Parkinson's is one of the most prevalent diseases among the older population around the world. Talking about America only, around 60,000 elders are diagnosed with the disease annually. People who are 50 years old and above are at the highest risk of developing Parkinson’s.
Parkinson’s disease mainly affects the cerebral abilities of an individual. The brain is the major organ that falls prey to the disease and affects your life to an unimaginable extent. In worst cases, patients are likely to forget about themselves, their life story, family, friends, and even who they have been throughout their life.
The worst part of the disease is that the body loses its ability to coordinate and maintain a balance. The affected individual experiences constant shaking of the body which hampers their ability to even walk, stand, and move on their own. Thus, they require high-quality and persistent care. But this time the level and intensity of care might be different than usual.

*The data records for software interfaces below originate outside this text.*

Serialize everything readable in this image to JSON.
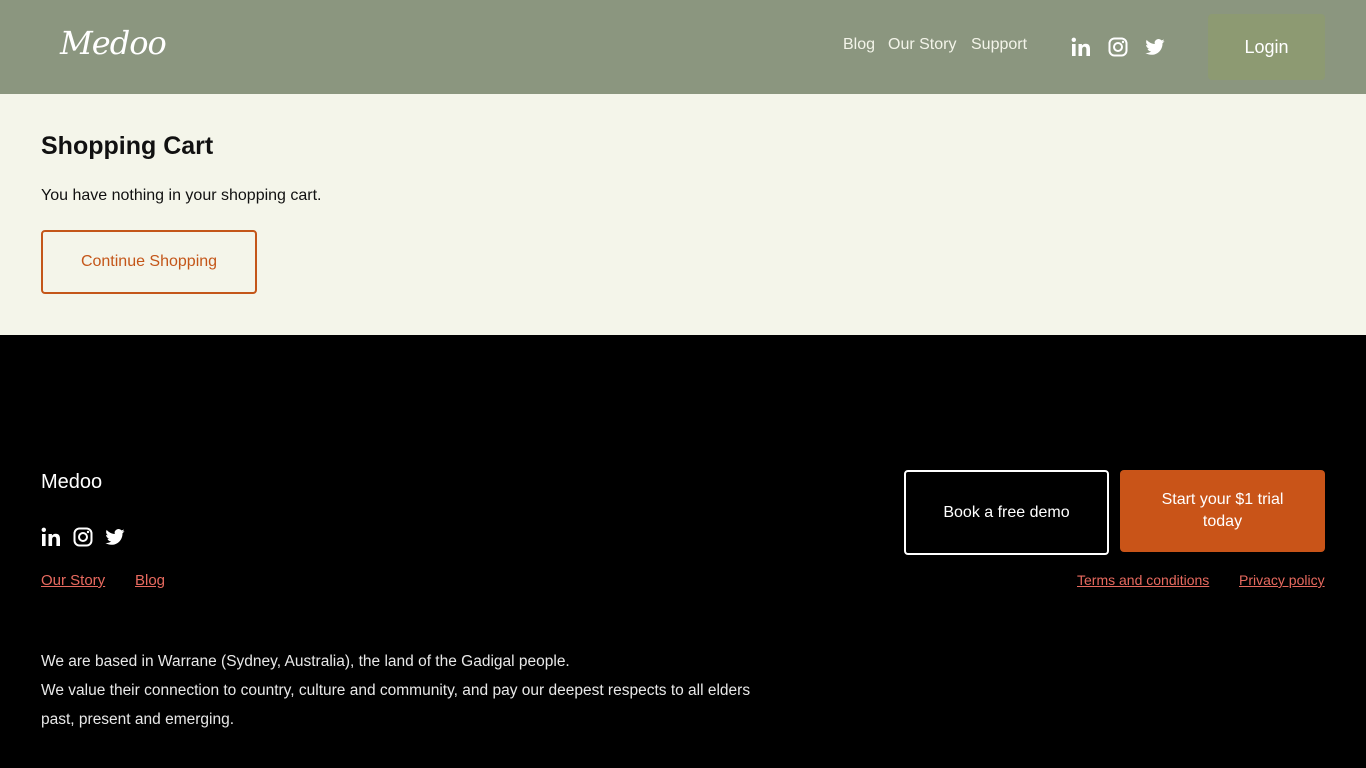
{
  "header": {
    "logo": "Medoo",
    "nav": [
      "Blog",
      "Our Story",
      "Support"
    ],
    "social": [
      "linkedin-icon",
      "instagram-icon",
      "twitter-icon"
    ],
    "login_label": "Login"
  },
  "cart": {
    "title": "Shopping Cart",
    "empty_message": "You have nothing in your shopping cart.",
    "continue_label": "Continue Shopping"
  },
  "footer": {
    "brand": "Medoo",
    "links_left": [
      "Our Story",
      "Blog"
    ],
    "demo_label": "Book a free demo",
    "trial_label": "Start your $1 trial today",
    "links_right": [
      "Terms and conditions",
      "Privacy policy"
    ],
    "acknowledgement_1": "We are based in Warrane (Sydney, Australia), the land of the Gadigal people.",
    "acknowledgement_2": "We value their connection to country, culture and community, and pay our deepest respects to all elders past, present and emerging."
  },
  "colors": {
    "header_bg": "#8b967f",
    "login_bg": "#8d9a72",
    "content_bg": "#f4f5ea",
    "accent": "#c45619",
    "footer_link": "#e86a5f"
  }
}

If you are already taking care of a Parkinson’s patient or are looking forward to someone, this article is for you! We’ve got some amazing tips for Parkinson’s caregivers. These are likely to help you improve your quality of care. So, keep reading!

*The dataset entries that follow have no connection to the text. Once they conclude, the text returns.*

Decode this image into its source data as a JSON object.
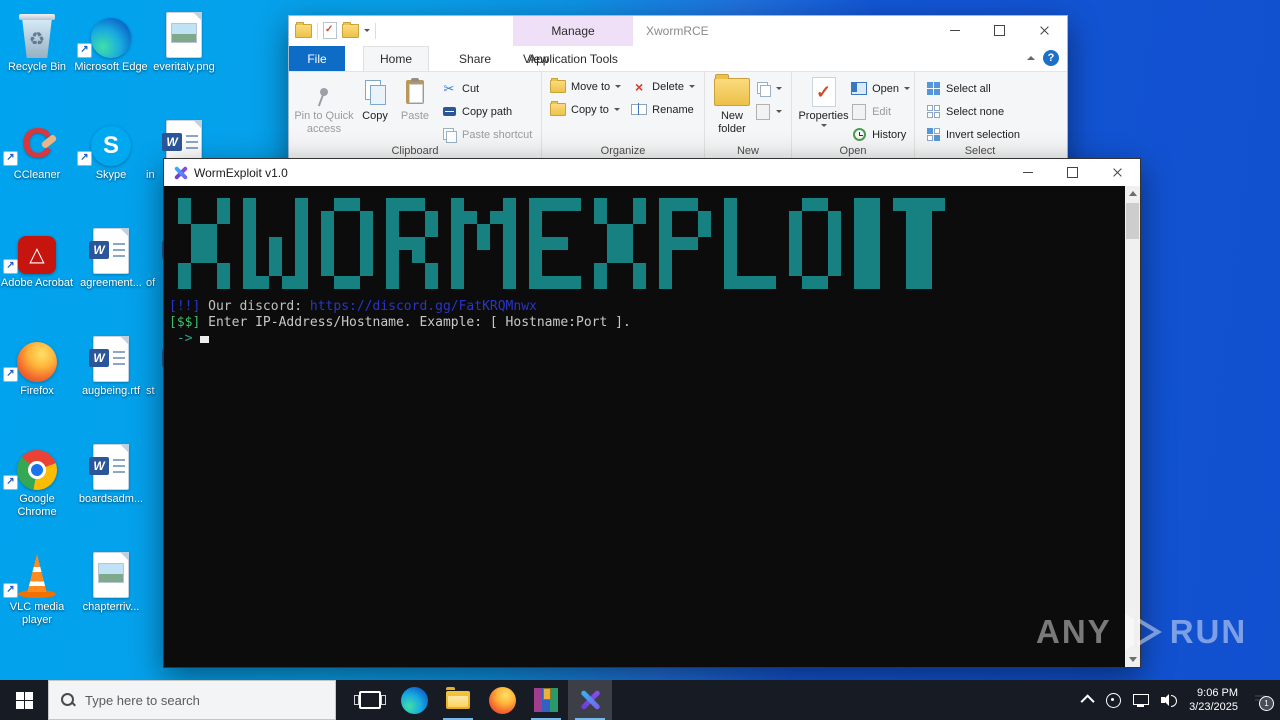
{
  "desktop": {
    "icons": [
      {
        "label": "Recycle Bin",
        "kind": "recycle-bin",
        "col": 0,
        "row": 0,
        "shortcut": false,
        "clipped": false
      },
      {
        "label": "Microsoft Edge",
        "kind": "edge",
        "col": 1,
        "row": 0,
        "shortcut": true,
        "clipped": false
      },
      {
        "label": "everitaly.png",
        "kind": "image-file",
        "col": 2,
        "row": 0,
        "shortcut": false,
        "clipped": false
      },
      {
        "label": "CCleaner",
        "kind": "ccleaner",
        "col": 0,
        "row": 1,
        "shortcut": true,
        "clipped": false
      },
      {
        "label": "Skype",
        "kind": "skype",
        "col": 1,
        "row": 1,
        "shortcut": true,
        "clipped": false
      },
      {
        "label": "in",
        "kind": "word-file",
        "col": 2,
        "row": 1,
        "shortcut": false,
        "clipped": true
      },
      {
        "label": "Adobe Acrobat",
        "kind": "acrobat",
        "col": 0,
        "row": 2,
        "shortcut": true,
        "clipped": false
      },
      {
        "label": "agreement...",
        "kind": "word-file",
        "col": 1,
        "row": 2,
        "shortcut": false,
        "clipped": false
      },
      {
        "label": "of",
        "kind": "word-file",
        "col": 2,
        "row": 2,
        "shortcut": false,
        "clipped": true
      },
      {
        "label": "Firefox",
        "kind": "firefox",
        "col": 0,
        "row": 3,
        "shortcut": true,
        "clipped": false
      },
      {
        "label": "augbeing.rtf",
        "kind": "word-file",
        "col": 1,
        "row": 3,
        "shortcut": false,
        "clipped": false
      },
      {
        "label": "st",
        "kind": "word-file",
        "col": 2,
        "row": 3,
        "shortcut": false,
        "clipped": true
      },
      {
        "label": "Google Chrome",
        "kind": "chrome",
        "col": 0,
        "row": 4,
        "shortcut": true,
        "clipped": false
      },
      {
        "label": "boardsadm...",
        "kind": "word-file",
        "col": 1,
        "row": 4,
        "shortcut": false,
        "clipped": false
      },
      {
        "label": "VLC media player",
        "kind": "vlc",
        "col": 0,
        "row": 5,
        "shortcut": true,
        "clipped": false
      },
      {
        "label": "chapterriv...",
        "kind": "image-file",
        "col": 1,
        "row": 5,
        "shortcut": false,
        "clipped": false
      }
    ]
  },
  "explorer": {
    "title": "XwormRCE",
    "contextual_header": "Manage",
    "help_glyph": "?",
    "tabs": {
      "file": "File",
      "home": "Home",
      "share": "Share",
      "view": "View",
      "app_tools": "Application Tools"
    },
    "ribbon": {
      "clipboard": {
        "label": "Clipboard",
        "pin": "Pin to Quick access",
        "copy": "Copy",
        "paste": "Paste",
        "cut": "Cut",
        "copy_path": "Copy path",
        "paste_shortcut": "Paste shortcut"
      },
      "organize": {
        "label": "Organize",
        "move_to": "Move to",
        "copy_to": "Copy to",
        "delete": "Delete",
        "rename": "Rename"
      },
      "new_group": {
        "label": "New",
        "new_folder": "New folder"
      },
      "open_group": {
        "label": "Open",
        "properties": "Properties",
        "open": "Open",
        "edit": "Edit",
        "history": "History"
      },
      "select_group": {
        "label": "Select",
        "select_all": "Select all",
        "select_none": "Select none",
        "invert": "Invert selection"
      }
    }
  },
  "console": {
    "title": "WormExploit v1.0",
    "banner_text": "XWORMEXPLOIT",
    "banner_color": "#178080",
    "lines": [
      {
        "spans": [
          {
            "text": "[!!]",
            "color": "#2a35c8"
          },
          {
            "text": " Our discord: ",
            "color": "#c0c0c0"
          },
          {
            "text": "https://discord.gg/FatKRQMnwx",
            "color": "#2a35c8"
          }
        ],
        "cursor": false
      },
      {
        "spans": [
          {
            "text": "[$$]",
            "color": "#3fbf6b"
          },
          {
            "text": " Enter IP-Address/Hostname. Example: [ Hostname:Port ].",
            "color": "#c8c8c8"
          }
        ],
        "cursor": false
      },
      {
        "spans": [
          {
            "text": " -> ",
            "color": "#33a08a"
          }
        ],
        "cursor": true
      }
    ]
  },
  "watermark": {
    "any": "ANY",
    "run": "RUN"
  },
  "taskbar": {
    "search_placeholder": "Type here to search",
    "apps": [
      {
        "icon": "task-view",
        "open": false,
        "active": false
      },
      {
        "icon": "edge",
        "open": false,
        "active": false
      },
      {
        "icon": "file-explorer",
        "open": true,
        "active": false
      },
      {
        "icon": "firefox",
        "open": false,
        "active": false
      },
      {
        "icon": "winrar",
        "open": true,
        "active": false
      },
      {
        "icon": "wormexploit",
        "open": true,
        "active": true
      }
    ],
    "clock": {
      "time": "9:06 PM",
      "date": "3/23/2025"
    },
    "notification_badge": "1"
  }
}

Educate yourself about the disease
This tip is for all the caregivers. No matter what is the disease of the individual you're taking care of, educate yourself as much as you can. It will help you devise relevant strategies for providing the necessary care. To serve the purpose, you must investigate educational materials that will help you understand the disease in depth. For Parkinson's, there is a lot of information on the internet. But make sure you extract it from credible sources like the National Parkinson Foundation and blogs of universities like Johns Hopkins, Harvard, etc. Pay special attention to the dos and don'ts during the disease, dietary interventions, and exercise schedule suggested for a patient.

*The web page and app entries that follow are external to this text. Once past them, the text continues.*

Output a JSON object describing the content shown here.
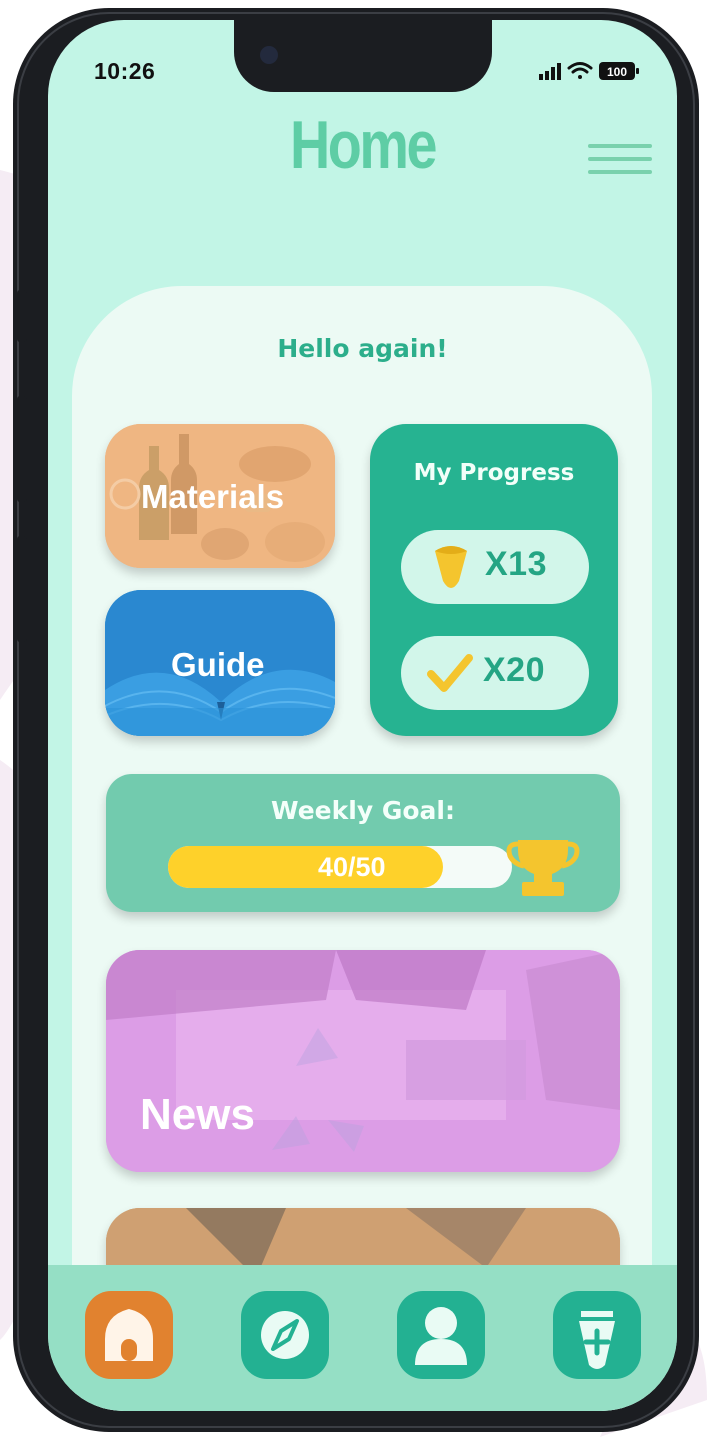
{
  "status_bar": {
    "time": "10:26",
    "battery": "100"
  },
  "header": {
    "title": "Home"
  },
  "main": {
    "greeting": "Hello again!",
    "cards": {
      "materials_label": "Materials",
      "guide_label": "Guide",
      "news_label": "News"
    },
    "progress": {
      "title": "My Progress",
      "items": [
        {
          "icon": "cone-icon",
          "count": "X13"
        },
        {
          "icon": "checkmark-icon",
          "count": "X20"
        }
      ]
    },
    "weekly_goal": {
      "title": "Weekly Goal:",
      "text": "40/50",
      "current": 40,
      "target": 50
    }
  },
  "tab_bar": {
    "items": [
      {
        "name": "home",
        "icon": "house-icon",
        "active": true
      },
      {
        "name": "explore",
        "icon": "compass-icon",
        "active": false
      },
      {
        "name": "profile",
        "icon": "user-icon",
        "active": false
      },
      {
        "name": "bin",
        "icon": "trash-bin-icon",
        "active": false
      }
    ]
  },
  "colors": {
    "screen_bg": "#c2f5e6",
    "accent_green": "#26b391",
    "title_green": "#5ecda5",
    "active_tab": "#e1822f",
    "goal_fill": "#fed12a"
  }
}
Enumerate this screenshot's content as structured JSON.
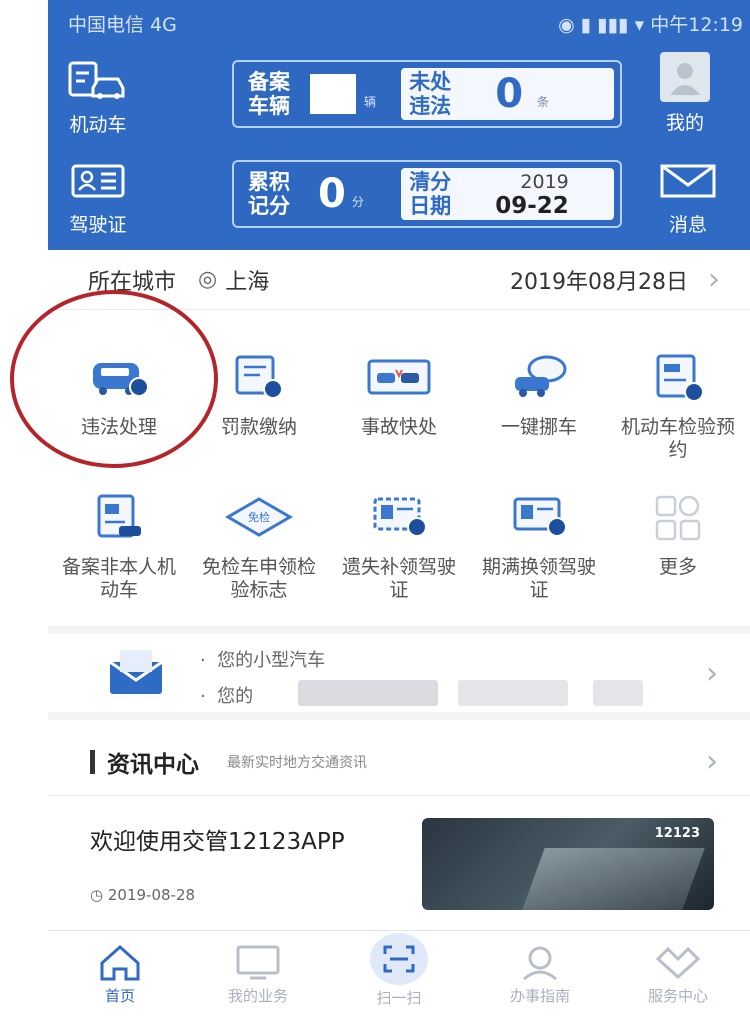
{
  "status_bar": {
    "carrier": "中国电信 4G",
    "time": "中午12:19"
  },
  "header": {
    "vehicle_btn": "机动车",
    "license_btn": "驾驶证",
    "mine_btn": "我的",
    "message_btn": "消息",
    "registered": {
      "label": "备案车辆",
      "unit": "辆"
    },
    "violations": {
      "label": "未处违法",
      "value": "0",
      "unit": "条"
    },
    "points": {
      "label": "累积记分",
      "value": "0",
      "unit": "分"
    },
    "clear_date": {
      "label": "清分日期",
      "year": "2019",
      "date": "09-22"
    }
  },
  "city_row": {
    "label": "所在城市",
    "city": "上海",
    "date": "2019年08月28日"
  },
  "grid": {
    "items": [
      {
        "label": "违法处理"
      },
      {
        "label": "罚款缴纳"
      },
      {
        "label": "事故快处"
      },
      {
        "label": "一键挪车"
      },
      {
        "label": "机动车检验预约"
      },
      {
        "label": "备案非本人机动车"
      },
      {
        "label": "免检车申领检验标志"
      },
      {
        "label": "遗失补领驾驶证"
      },
      {
        "label": "期满换领驾驶证"
      },
      {
        "label": "更多"
      }
    ],
    "badge_text": "免检"
  },
  "notice": {
    "line1": "您的小型汽车",
    "line2": "您的"
  },
  "news": {
    "section_title": "资讯中心",
    "section_sub": "最新实时地方交通资讯",
    "headline": "欢迎使用交管12123APP",
    "date": "2019-08-28",
    "thumb_text": "12123"
  },
  "tabs": [
    {
      "label": "首页"
    },
    {
      "label": "我的业务"
    },
    {
      "label": "扫一扫"
    },
    {
      "label": "办事指南"
    },
    {
      "label": "服务中心"
    }
  ],
  "colors": {
    "brand": "#2f6bc4",
    "circle": "#b4252b"
  }
}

Visit the doctor with the patient
If the patient you're taking care of is seeking medical help, try to attend their medical sessions as much as possible. Even if your loved one can travel to appointments on their own, accompany them. Ask questions, take notes, and provide your unique viewpoint on symptoms or other difficulties that your loved one may not bring up. Tell the specialists about sleeping problems or mood disorders, if any, and ask for any recommendations.
Keep observing what does your loved ones do
Keep an eye out for any changes in symptoms, abilities, or mood of your loved one. You should also keep track of your loved one's drug or therapy modifications. A person with Parkinson's disease may be able to perform many of the things he or she could before, such as work, housework, going around with you or friends, and engaging in typical activities. However, this can change in unexpected ways that the person may not be aware of. For instance, the fact that he or she should no longer drive or that there is a risk of falling or being wounded. It's difficult to remind your loved one of things he or she shouldn't do. For this, you can consider seeking a social worker or therapist for help on how to address the loved one.
Make sure they are taking medicines on time
If your loved one forgets to take his or her meds, he or she may not have any improvement in the symptoms. Thus, medicines are crucial to be taken on time. For this, develop a tool to prevent errors or having to trouble your loved one. For example, a smartphone reminder or a hard-to-miss wall calendar would work well. Taking medicines on time can make a difference in both your lives and your lifestyles. It will not only improve the symptoms but also help the patient to work optimally.
For help with safe, dependable transportation and accompaniment to a doctor’s appointment or exercise program, or encouragement and inspiration to engage in a regular exercise routine at home, call Effraim Home Care at (215) 826-7422. Our professional in-home care services are available to boost quality of life for anyone with Parkinson’s disease with professional senior care in Berks County and the surrounding area.